→ Aim of the task
How many lines of these entries hold the string "cursor"? Answer with the number alone.

→ Provided data
····················

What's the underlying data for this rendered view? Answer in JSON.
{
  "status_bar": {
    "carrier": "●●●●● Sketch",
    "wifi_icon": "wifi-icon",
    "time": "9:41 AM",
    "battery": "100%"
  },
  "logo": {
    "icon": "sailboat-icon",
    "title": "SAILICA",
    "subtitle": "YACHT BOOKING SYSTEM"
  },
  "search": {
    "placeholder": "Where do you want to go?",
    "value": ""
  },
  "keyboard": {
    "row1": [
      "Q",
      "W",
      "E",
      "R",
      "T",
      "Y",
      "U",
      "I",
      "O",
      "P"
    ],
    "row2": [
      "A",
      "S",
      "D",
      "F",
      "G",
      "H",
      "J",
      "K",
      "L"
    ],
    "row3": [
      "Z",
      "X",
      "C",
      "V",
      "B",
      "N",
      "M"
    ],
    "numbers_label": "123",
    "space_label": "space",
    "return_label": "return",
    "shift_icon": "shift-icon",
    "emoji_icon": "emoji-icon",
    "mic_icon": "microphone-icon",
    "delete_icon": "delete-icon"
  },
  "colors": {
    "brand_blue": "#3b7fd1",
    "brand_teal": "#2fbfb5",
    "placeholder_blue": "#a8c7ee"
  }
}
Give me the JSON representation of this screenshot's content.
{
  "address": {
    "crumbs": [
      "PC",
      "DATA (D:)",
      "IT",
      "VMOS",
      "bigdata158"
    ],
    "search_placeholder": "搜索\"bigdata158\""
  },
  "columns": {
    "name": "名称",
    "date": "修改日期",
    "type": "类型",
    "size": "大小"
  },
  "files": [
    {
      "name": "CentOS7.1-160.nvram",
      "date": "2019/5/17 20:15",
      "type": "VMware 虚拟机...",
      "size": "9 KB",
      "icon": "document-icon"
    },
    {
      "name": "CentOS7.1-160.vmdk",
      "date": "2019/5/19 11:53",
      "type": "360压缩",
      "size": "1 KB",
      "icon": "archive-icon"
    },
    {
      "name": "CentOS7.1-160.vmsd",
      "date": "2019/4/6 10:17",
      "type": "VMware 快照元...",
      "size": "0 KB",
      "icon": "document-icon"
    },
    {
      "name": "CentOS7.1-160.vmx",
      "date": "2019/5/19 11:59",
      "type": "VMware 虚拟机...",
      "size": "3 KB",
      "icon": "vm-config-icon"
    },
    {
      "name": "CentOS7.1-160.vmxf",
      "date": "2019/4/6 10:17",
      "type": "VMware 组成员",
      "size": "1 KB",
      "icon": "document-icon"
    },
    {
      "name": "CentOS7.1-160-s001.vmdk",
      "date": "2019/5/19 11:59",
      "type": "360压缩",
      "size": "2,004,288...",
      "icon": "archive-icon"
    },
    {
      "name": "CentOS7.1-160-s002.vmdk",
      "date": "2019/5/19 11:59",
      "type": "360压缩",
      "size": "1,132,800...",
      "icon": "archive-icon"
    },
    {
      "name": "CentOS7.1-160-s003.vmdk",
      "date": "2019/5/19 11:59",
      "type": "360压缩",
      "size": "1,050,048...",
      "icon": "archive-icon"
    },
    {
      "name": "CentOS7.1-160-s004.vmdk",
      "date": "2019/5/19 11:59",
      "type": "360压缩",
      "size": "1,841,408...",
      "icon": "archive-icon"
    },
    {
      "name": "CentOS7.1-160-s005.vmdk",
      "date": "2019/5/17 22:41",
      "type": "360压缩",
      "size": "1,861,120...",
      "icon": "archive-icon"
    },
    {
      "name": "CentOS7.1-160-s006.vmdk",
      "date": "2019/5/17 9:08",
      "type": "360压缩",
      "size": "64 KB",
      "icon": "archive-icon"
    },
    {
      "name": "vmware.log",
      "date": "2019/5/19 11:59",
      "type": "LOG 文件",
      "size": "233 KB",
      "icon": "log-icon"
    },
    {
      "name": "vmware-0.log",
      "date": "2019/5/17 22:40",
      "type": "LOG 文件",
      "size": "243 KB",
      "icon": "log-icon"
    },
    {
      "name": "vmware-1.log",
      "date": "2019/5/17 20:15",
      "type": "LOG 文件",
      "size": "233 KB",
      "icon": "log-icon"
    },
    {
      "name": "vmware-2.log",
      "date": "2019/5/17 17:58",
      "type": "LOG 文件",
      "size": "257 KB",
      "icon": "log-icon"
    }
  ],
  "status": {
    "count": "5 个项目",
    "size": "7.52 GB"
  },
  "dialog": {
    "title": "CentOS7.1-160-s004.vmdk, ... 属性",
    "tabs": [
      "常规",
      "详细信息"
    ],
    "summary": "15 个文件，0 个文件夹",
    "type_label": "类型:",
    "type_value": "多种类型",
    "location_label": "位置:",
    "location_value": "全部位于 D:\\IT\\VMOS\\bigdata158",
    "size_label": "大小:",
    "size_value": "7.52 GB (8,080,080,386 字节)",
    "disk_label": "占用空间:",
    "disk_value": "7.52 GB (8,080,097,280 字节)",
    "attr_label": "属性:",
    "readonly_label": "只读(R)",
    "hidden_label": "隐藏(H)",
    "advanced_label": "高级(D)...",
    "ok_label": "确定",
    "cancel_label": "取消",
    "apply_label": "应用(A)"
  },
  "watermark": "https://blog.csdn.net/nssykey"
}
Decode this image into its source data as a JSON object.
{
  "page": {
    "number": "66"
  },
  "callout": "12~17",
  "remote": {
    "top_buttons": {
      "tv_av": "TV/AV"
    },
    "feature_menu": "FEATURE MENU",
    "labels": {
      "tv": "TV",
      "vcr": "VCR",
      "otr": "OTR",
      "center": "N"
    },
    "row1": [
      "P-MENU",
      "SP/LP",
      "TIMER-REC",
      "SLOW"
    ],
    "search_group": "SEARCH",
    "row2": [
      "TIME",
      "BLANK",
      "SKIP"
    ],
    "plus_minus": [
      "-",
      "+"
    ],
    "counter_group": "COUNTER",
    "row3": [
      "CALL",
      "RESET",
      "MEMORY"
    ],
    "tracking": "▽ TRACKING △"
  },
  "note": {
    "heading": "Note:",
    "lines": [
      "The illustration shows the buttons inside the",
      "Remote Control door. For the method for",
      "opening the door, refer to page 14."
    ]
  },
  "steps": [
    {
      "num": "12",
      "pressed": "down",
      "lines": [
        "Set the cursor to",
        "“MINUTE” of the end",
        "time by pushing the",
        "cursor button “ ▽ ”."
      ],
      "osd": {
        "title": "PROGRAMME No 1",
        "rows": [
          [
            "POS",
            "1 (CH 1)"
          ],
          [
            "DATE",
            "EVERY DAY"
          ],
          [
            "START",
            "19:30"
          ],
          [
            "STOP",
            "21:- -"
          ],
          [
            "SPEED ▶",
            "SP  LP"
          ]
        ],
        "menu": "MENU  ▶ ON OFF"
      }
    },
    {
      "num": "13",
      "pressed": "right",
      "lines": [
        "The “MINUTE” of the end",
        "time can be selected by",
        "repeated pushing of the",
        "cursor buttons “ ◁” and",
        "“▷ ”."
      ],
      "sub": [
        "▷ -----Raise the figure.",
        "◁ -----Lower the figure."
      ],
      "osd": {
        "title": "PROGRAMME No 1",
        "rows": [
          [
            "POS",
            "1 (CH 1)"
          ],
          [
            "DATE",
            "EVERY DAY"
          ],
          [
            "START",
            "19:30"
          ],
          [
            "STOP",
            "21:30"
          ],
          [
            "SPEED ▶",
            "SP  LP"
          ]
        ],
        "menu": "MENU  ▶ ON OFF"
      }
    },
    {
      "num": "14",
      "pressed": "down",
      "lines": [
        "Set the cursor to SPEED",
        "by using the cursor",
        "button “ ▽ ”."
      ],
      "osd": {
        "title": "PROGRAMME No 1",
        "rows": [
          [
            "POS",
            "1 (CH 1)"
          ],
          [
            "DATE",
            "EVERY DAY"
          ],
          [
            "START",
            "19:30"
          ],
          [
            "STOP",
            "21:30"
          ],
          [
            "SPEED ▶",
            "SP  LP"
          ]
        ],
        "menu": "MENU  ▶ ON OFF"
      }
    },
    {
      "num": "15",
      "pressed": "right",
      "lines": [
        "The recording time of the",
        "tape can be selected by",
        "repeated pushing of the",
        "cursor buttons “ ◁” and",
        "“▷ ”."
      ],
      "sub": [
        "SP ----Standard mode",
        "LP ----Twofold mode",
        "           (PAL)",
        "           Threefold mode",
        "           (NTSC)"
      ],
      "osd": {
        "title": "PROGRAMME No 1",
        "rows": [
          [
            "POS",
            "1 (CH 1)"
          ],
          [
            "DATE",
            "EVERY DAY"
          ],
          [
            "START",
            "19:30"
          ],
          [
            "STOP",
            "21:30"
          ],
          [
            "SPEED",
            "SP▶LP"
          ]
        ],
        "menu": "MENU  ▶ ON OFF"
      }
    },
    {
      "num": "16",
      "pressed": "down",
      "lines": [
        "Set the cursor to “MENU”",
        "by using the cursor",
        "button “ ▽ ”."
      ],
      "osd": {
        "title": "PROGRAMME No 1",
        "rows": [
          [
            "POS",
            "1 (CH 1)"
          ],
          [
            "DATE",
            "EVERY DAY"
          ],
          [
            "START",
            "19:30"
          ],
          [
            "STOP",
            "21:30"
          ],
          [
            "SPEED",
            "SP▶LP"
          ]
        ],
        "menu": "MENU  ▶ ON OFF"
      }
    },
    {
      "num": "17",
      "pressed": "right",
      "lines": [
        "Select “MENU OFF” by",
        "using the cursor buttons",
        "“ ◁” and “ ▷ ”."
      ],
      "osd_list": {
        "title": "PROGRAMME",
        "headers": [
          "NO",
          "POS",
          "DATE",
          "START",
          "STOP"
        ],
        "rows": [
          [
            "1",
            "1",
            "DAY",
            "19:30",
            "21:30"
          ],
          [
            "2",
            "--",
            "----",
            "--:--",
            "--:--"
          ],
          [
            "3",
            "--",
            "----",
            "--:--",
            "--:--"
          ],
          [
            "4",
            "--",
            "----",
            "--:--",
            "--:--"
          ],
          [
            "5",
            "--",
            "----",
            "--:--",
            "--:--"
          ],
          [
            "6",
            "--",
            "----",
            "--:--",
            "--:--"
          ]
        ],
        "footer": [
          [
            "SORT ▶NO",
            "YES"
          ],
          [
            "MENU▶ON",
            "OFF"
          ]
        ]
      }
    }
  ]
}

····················

→ Your solution
9